^{(t) }and L
^{(t+1) }be the likelihood values calculated after the tth and (t + 1)th iterations, respectively. A numerical convergence is claimed if L
^{(t+1) }
− L
^{(t)}
 < 0.001.
Concordant enrichment score
Suppose that we are interested in gene sets with coordinate upregulated differential expression (the CES formulas for the other events of interest can be derived similarly). Then, we need to focus on the combination of different components with (
j
_{1} = 1
, j
_{2} = 1
, . . . , j
_{
K
} = 1). Based on the mixture model, we can derive the following probability for a gene
X
_{
S,i
} in a given gene set
S = {
X
_{
S,i
} :
i = 1, 2
, . . . , m
_{
S
}}:
This probability
u
_{
S,i
} can be estimated as
by pluggingin the estimated parameters in the PCD model. Let
h
_{
S,i
} be either 0 or 1. Under the assumption that
zscores {
z
_{
i,k
} :
i = 1, 2
, . . . , m} from different genes are independent in each data set
k, k = 1, 2
, . . . , K, we can calculate the concordant enrichment score (CES) for a gene set
S = {
X
_{
S,i
} :
i = 1, 2
, . . . , m
_{
S
}}:
which is the PCD model based estimate for the probability Pr(gene set S is concordantly enriched  observed zscore matrix of gene set S). In the formula, I(true statement) = 1 and I(false statement) = 0 (indicator function). Notice that the formula can be simplified to a wellknown binomial tail probability if all
are the same. However,
are usually different in practice. Then, we need to calculate a tail probability for a heterogeneous Bernoulli process.
For the calculation for gene sets with coordinate downregulated differential expression, we need to focus on the combination of different components with (
j
_{1} = 2
, j
_{2} = 2
, . . . , j
_{
K
} = 2). Then, we need to change the formulas for
u
_{
S,i
} and
CES
_{
S
} as follows:
False discovery rate
The concordant enrichment score given in Equation (2) is an estimated conditional probability of concordant enrichment, which can be considered as the true positive probability for the gene set
S. This conditional probability is closely related to the concept of false discovery rate (FDR). FDR has been widely used to evaluate the proportion of false positives among the claimed positives [
6,
23]. According to the discussion by McLachlan et al. [
14], among the
J top gene sets {
S
_{1}
, S
_{2}
, . . . , S
_{
J
}} claimed significantly concordantly enriched, the false discovery rate can be estimated as:
Computational approximation
Although we have derived the formula for concordant enrichment score (CES), it is usually difficult to compute it in practice: the number of possible component combinations from different genes in a given gene set is usually huge. Based on our observation, most gene sets contain more than 20 genes. Since different genes have different probabilities of being concordantly upregulated and/or downregulated differentially expressed, we cannot further simplify the formula (we need to calculate a tail probability for a heterogeneous Bernoulli process). However, we can consider a simulation based approach to the approximation of CES given in Equation (2).
Monte Carlo approximation
Recall that the probability of event of interest u
_{
S,i
} can be calculated for a gene X
_{
S,i
} in a given gene set S = {X
_{
S,i
}
, i = 1, 2, . . . , m
_{
S
}}. The simulation scheme is based on a heterogeneous Bernoulli process:

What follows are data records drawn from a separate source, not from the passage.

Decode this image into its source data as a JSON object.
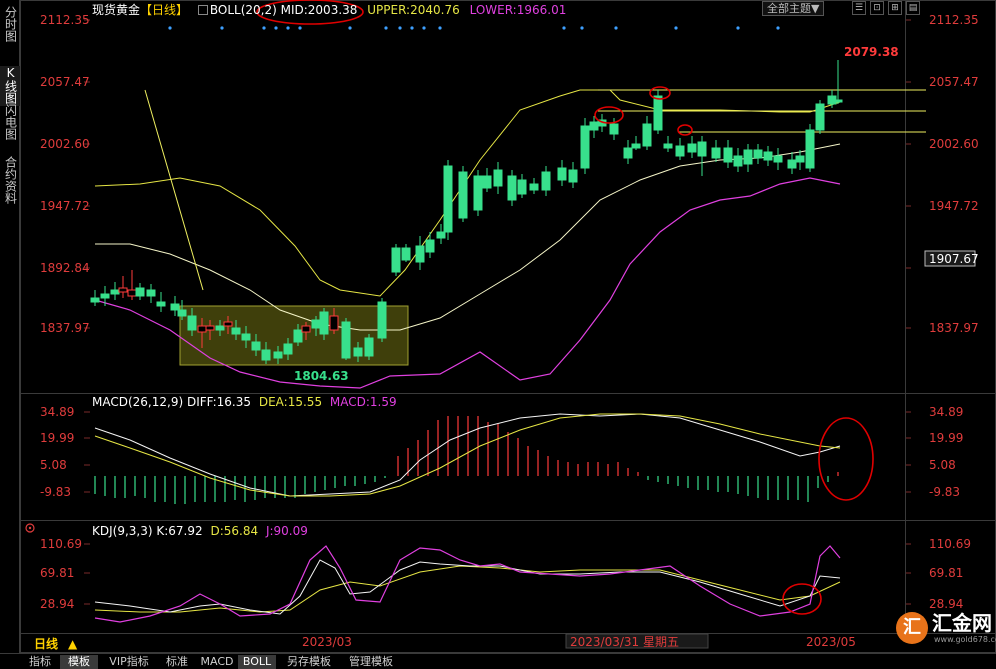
{
  "left_nav": [
    {
      "label": "分时图",
      "active": false
    },
    {
      "label": "K线图",
      "active": true
    },
    {
      "label": "闪电图",
      "active": false
    },
    {
      "label": "合约资料",
      "active": false
    }
  ],
  "header": {
    "symbol": "现货黄金",
    "period": "【日线】",
    "boll_label": "BOLL(20,2)",
    "mid": "MID:2003.38",
    "upper": "UPPER:2040.76",
    "lower": "LOWER:1966.01",
    "theme_button": "全部主题▼",
    "win_buttons": [
      "☰",
      "⊡",
      "⊞",
      "▤"
    ]
  },
  "price_axis": [
    "2112.35",
    "2057.47",
    "2002.60",
    "1947.72",
    "1892.84",
    "1837.97"
  ],
  "price_tags": {
    "current": "1907.67",
    "high_label": "2079.38",
    "low_label": "1804.63"
  },
  "macd": {
    "label": "MACD(26,12,9)",
    "diff": "DIFF:16.35",
    "dea": "DEA:15.55",
    "macd": "MACD:1.59",
    "axis": [
      "34.89",
      "19.99",
      "5.08",
      "-9.83"
    ]
  },
  "kdj": {
    "label": "KDJ(9,3,3)",
    "k": "K:67.92",
    "d": "D:56.84",
    "j": "J:90.09",
    "axis": [
      "110.69",
      "69.81",
      "28.94"
    ]
  },
  "time_axis": {
    "period": "日线",
    "month1": "2023/03",
    "crosshair": "2023/03/31 星期五",
    "month2": "2023/05"
  },
  "bottom_tabs": [
    {
      "label": "指标",
      "active": false
    },
    {
      "label": "模板",
      "active": true
    },
    {
      "label": "VIP指标",
      "active": false
    },
    {
      "label": "标准",
      "active": false
    },
    {
      "label": "MACD",
      "active": false
    },
    {
      "label": "BOLL",
      "active": true
    },
    {
      "label": "另存模板",
      "active": false
    },
    {
      "label": "管理模板",
      "active": false
    }
  ],
  "watermark": {
    "mark": "汇",
    "text": "汇金网",
    "url": "www.gold678.com"
  },
  "colors": {
    "up": "#ff3b3b",
    "down": "#38e08c",
    "mid": "#f5f5c8",
    "upper": "#e6e645",
    "lower": "#e040e0",
    "axis_text": "#e03c3c",
    "header_text": "#ffffff",
    "annotation": "#e00000"
  }
}
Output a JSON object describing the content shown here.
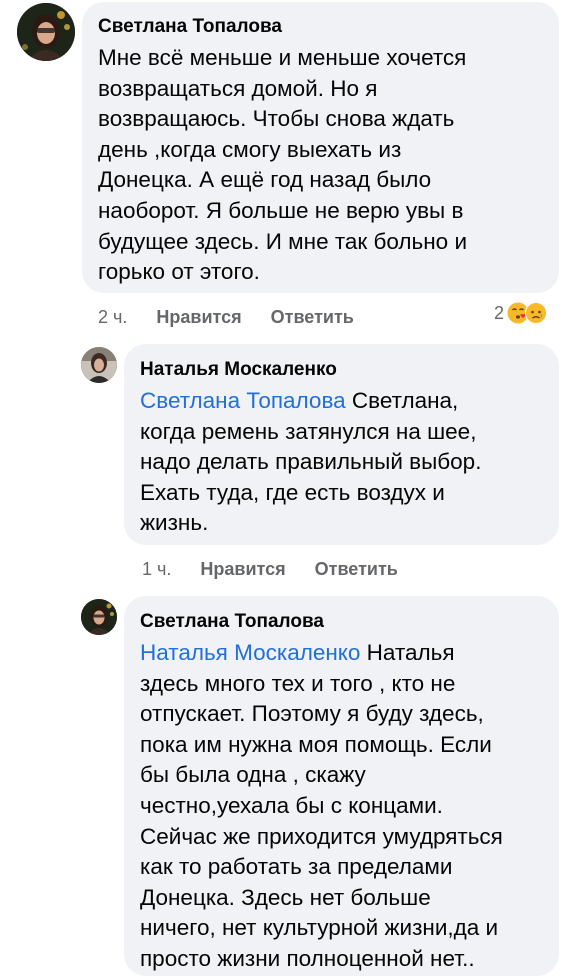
{
  "comments": [
    {
      "author": "Светлана Топалова",
      "mention": "",
      "text": "Мне всё меньше и меньше хочется\nвозвращаться домой. Но я\nвозвращаюсь. Чтобы снова ждать\nдень ,когда смогу выехать из\nДонецка. А ещё год назад было\nнаоборот. Я больше не верю увы в\nбудущее здесь. И мне так больно и\nгорько от этого.",
      "time": "2 ч.",
      "like_label": "Нравится",
      "reply_label": "Ответить",
      "reaction_count": "2",
      "reaction_icons": [
        "kiss-face-icon",
        "sad-face-icon"
      ]
    },
    {
      "author": "Наталья Москаленко",
      "mention": "Светлана Топалова",
      "text": " Светлана,\nкогда ремень затянулся на шее,\nнадо делать правильный выбор.\nЕхать туда, где есть воздух и\nжизнь.",
      "time": "1 ч.",
      "like_label": "Нравится",
      "reply_label": "Ответить"
    },
    {
      "author": "Светлана Топалова",
      "mention": "Наталья Москаленко",
      "text": " Наталья\nздесь много тех и того , кто не\nотпускает. Поэтому я буду здесь,\nпока им  нужна моя помощь. Если\nбы была одна , скажу\nчестно,уехала бы с концами.\nСейчас же приходится умудряться\nкак то работать за пределами\nДонецка. Здесь нет больше\nничего, нет культурной жизни,да и\nпросто жизни полноценной нет.."
    }
  ],
  "colors": {
    "bubble": "#f0f2f5",
    "mention": "#216fdb",
    "meta": "#65676b"
  }
}
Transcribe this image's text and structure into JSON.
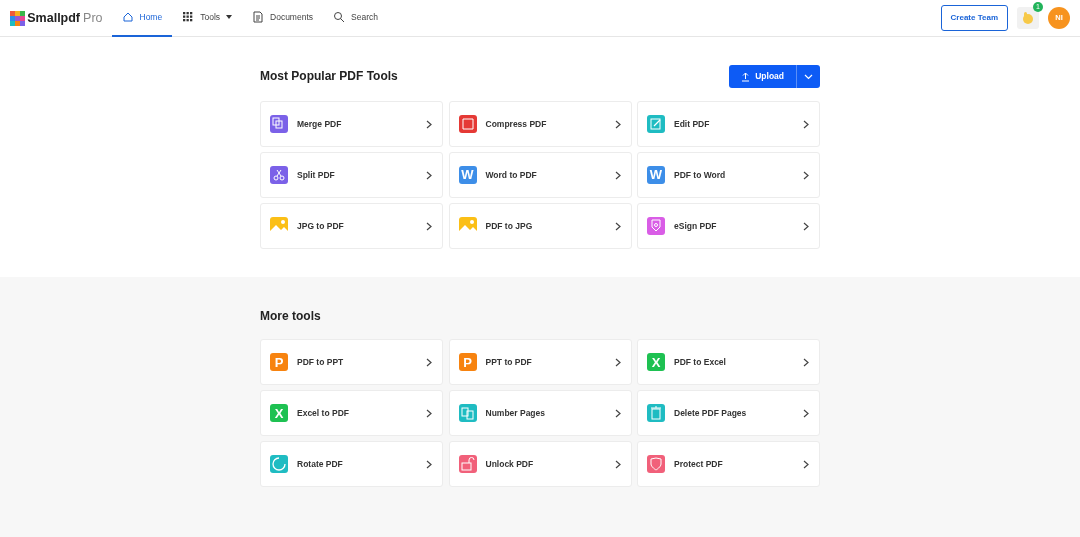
{
  "brand": {
    "name": "Smallpdf",
    "suffix": "Pro"
  },
  "nav": [
    {
      "label": "Home",
      "kind": "home",
      "selected": true
    },
    {
      "label": "Tools",
      "kind": "menu",
      "selected": false
    },
    {
      "label": "Documents",
      "kind": "documents",
      "selected": false
    },
    {
      "label": "Search",
      "kind": "search",
      "selected": false
    }
  ],
  "create_team": "Create Team",
  "notification_count": "1",
  "avatar": "NI",
  "sections": [
    {
      "title": "Most Popular PDF Tools",
      "upload": "Upload",
      "tools": [
        {
          "label": "Merge PDF",
          "kind": "merge",
          "color": "#7b61e8"
        },
        {
          "label": "Compress PDF",
          "kind": "compress",
          "color": "#e53935"
        },
        {
          "label": "Edit PDF",
          "kind": "edit",
          "color": "#1fbcc2"
        },
        {
          "label": "Split PDF",
          "kind": "split",
          "color": "#7b61e8"
        },
        {
          "label": "Word to PDF",
          "kind": "letter",
          "glyph": "W",
          "color": "#3d8ee8"
        },
        {
          "label": "PDF to Word",
          "kind": "letter",
          "glyph": "W",
          "color": "#3d8ee8"
        },
        {
          "label": "JPG to PDF",
          "kind": "image",
          "color": "#fbbf16"
        },
        {
          "label": "PDF to JPG",
          "kind": "image",
          "color": "#fbbf16"
        },
        {
          "label": "eSign PDF",
          "kind": "sign",
          "color": "#d95de6"
        }
      ]
    },
    {
      "title": "More tools",
      "tools": [
        {
          "label": "PDF to PPT",
          "kind": "letter",
          "glyph": "P",
          "color": "#f7830f"
        },
        {
          "label": "PPT to PDF",
          "kind": "letter",
          "glyph": "P",
          "color": "#f7830f"
        },
        {
          "label": "PDF to Excel",
          "kind": "letter",
          "glyph": "X",
          "color": "#1ec152"
        },
        {
          "label": "Excel to PDF",
          "kind": "letter",
          "glyph": "X",
          "color": "#1ec152"
        },
        {
          "label": "Number Pages",
          "kind": "number",
          "color": "#1fbcc2"
        },
        {
          "label": "Delete PDF Pages",
          "kind": "delete",
          "color": "#1fbcc2"
        },
        {
          "label": "Rotate PDF",
          "kind": "rotate",
          "color": "#1fbcc2"
        },
        {
          "label": "Unlock PDF",
          "kind": "unlock",
          "color": "#f1607a"
        },
        {
          "label": "Protect PDF",
          "kind": "protect",
          "color": "#f1607a"
        }
      ]
    }
  ]
}
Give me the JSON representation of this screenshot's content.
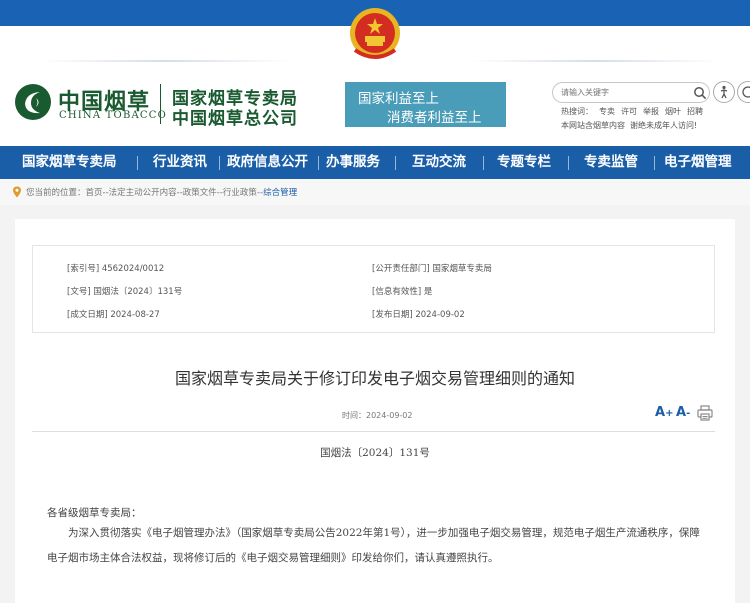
{
  "header": {
    "logo_cn": "中国烟草",
    "logo_en": "CHINA TOBACCO",
    "org_line1": "国家烟草专卖局",
    "org_line2": "中国烟草总公司",
    "slogan_line1": "国家利益至上",
    "slogan_line2": "消费者利益至上",
    "search_placeholder": "请输入关键字",
    "hot_words": [
      "热搜词：",
      "专卖",
      "许可",
      "举报",
      "烟叶",
      "招聘"
    ],
    "notice": [
      "本网站含烟草内容",
      "谢绝未成年人访问!"
    ]
  },
  "nav": {
    "items": [
      "国家烟草专卖局",
      "行业资讯",
      "政府信息公开",
      "办事服务",
      "互动交流",
      "专题专栏",
      "专卖监管",
      "电子烟管理"
    ]
  },
  "breadcrumb": {
    "label": "您当前的位置：",
    "path": "首页--法定主动公开内容--政策文件--行业政策--",
    "current": "综合管理"
  },
  "meta": {
    "index_no": "[索引号] 4562024/0012",
    "dept": "[公开责任部门] 国家烟草专卖局",
    "doc_no": "[文号] 国烟法〔2024〕131号",
    "validity": "[信息有效性] 是",
    "written_date": "[成文日期] 2024-08-27",
    "publish_date": "[发布日期] 2024-09-02"
  },
  "article": {
    "title": "国家烟草专卖局关于修订印发电子烟交易管理细则的通知",
    "time": "时间：2024-09-02",
    "font_large": "A",
    "font_small": "A",
    "doc_number": "国烟法〔2024〕131号",
    "salutation": "各省级烟草专卖局：",
    "paragraph": "为深入贯彻落实《电子烟管理办法》（国家烟草专卖局公告2022年第1号），进一步加强电子烟交易管理，规范电子烟生产流通秩序，保障电子烟市场主体合法权益，现将修订后的《电子烟交易管理细则》印发给你们，请认真遵照执行。"
  },
  "colors": {
    "primary_blue": "#1b5ea8",
    "brand_green": "#1a5a30",
    "slogan_bg": "#4a9db8"
  }
}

For each X
_{
S,i
}, simulate a Bernoulli random variable with probability of event u
_{
S,i
};

For the gene set S, count the number R of events from different genes;

Repeat the above two steps B times and report the approximated enrichment score as {number of
.
One related question is how large B should be set in the simulation. As we have discussed above, the concordant enrichment score (CES) is closely related to the false discovery rate (FDR). Then, it is reasonable to require its accuracy around the 1% level for the 95% CES level (e.g. a 95% normally approximated binomial confidence interval 0.95 ± 0.01) and B = 2000 is adequate. Therefore, the Monte Carlo approximation is a feasible approach in practice. (In general, if we do not have a specific CES level, we can simply use an upper bound B = 10000 calculated based on the 95% normally approximated binomial confidence interval. Then, the related computing burden is still practically feasible.)